__Exercise__. Return each line of the entries that holds the string "Enter".

* * *

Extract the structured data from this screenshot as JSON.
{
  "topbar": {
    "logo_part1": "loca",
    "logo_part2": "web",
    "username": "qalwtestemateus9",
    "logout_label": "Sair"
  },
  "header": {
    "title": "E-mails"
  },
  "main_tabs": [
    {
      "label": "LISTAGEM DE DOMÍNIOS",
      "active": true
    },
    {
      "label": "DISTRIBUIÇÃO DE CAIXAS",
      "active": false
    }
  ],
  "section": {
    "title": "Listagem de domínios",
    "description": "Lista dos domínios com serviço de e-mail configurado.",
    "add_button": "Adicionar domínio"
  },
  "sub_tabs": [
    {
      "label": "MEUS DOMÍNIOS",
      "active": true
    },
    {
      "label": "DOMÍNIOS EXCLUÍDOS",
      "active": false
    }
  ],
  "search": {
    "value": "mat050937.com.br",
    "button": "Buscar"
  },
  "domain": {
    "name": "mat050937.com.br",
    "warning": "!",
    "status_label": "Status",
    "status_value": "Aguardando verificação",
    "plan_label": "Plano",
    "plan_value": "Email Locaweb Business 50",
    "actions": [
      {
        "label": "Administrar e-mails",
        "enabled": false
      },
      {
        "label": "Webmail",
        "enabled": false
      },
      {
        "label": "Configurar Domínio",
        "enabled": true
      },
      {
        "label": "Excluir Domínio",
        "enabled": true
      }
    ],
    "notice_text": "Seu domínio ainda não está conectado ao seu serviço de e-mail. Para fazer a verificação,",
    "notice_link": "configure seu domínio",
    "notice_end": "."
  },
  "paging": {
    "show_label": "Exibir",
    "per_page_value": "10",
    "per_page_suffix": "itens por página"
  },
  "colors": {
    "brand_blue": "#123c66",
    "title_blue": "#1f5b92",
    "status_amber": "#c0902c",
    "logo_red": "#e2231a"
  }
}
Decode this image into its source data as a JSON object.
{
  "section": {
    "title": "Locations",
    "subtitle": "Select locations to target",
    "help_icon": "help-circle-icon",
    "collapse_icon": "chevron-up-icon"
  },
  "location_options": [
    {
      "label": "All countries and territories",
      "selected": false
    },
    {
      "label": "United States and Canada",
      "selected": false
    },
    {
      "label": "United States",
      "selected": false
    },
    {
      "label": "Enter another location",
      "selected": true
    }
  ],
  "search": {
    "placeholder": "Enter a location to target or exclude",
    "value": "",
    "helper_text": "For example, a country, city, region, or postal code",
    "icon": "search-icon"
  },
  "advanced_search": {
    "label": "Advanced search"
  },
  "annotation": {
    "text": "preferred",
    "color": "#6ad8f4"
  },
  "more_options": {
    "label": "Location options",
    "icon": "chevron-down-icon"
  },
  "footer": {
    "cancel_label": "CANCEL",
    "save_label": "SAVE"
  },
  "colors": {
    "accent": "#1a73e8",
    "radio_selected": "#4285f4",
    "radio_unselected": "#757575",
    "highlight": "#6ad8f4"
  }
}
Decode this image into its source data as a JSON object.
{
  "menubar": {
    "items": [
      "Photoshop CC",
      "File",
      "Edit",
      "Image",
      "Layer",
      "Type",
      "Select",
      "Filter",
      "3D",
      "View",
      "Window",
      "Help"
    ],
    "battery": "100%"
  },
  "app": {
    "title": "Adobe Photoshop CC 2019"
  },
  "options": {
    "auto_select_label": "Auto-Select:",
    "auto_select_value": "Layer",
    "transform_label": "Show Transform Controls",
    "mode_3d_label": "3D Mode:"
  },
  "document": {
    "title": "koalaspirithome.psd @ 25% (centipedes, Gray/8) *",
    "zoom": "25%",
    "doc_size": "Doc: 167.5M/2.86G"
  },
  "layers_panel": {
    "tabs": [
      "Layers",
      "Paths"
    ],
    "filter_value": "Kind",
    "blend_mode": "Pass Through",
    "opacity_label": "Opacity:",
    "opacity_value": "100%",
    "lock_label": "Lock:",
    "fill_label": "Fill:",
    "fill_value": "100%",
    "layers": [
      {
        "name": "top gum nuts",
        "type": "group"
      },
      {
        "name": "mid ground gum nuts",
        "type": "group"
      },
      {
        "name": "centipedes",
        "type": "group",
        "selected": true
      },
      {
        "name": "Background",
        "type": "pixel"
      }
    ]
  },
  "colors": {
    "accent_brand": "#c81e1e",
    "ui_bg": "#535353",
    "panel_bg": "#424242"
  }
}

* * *

__The completed task__.
      "label": "Enter another location",
    "placeholder": "Enter a location to target or exclude",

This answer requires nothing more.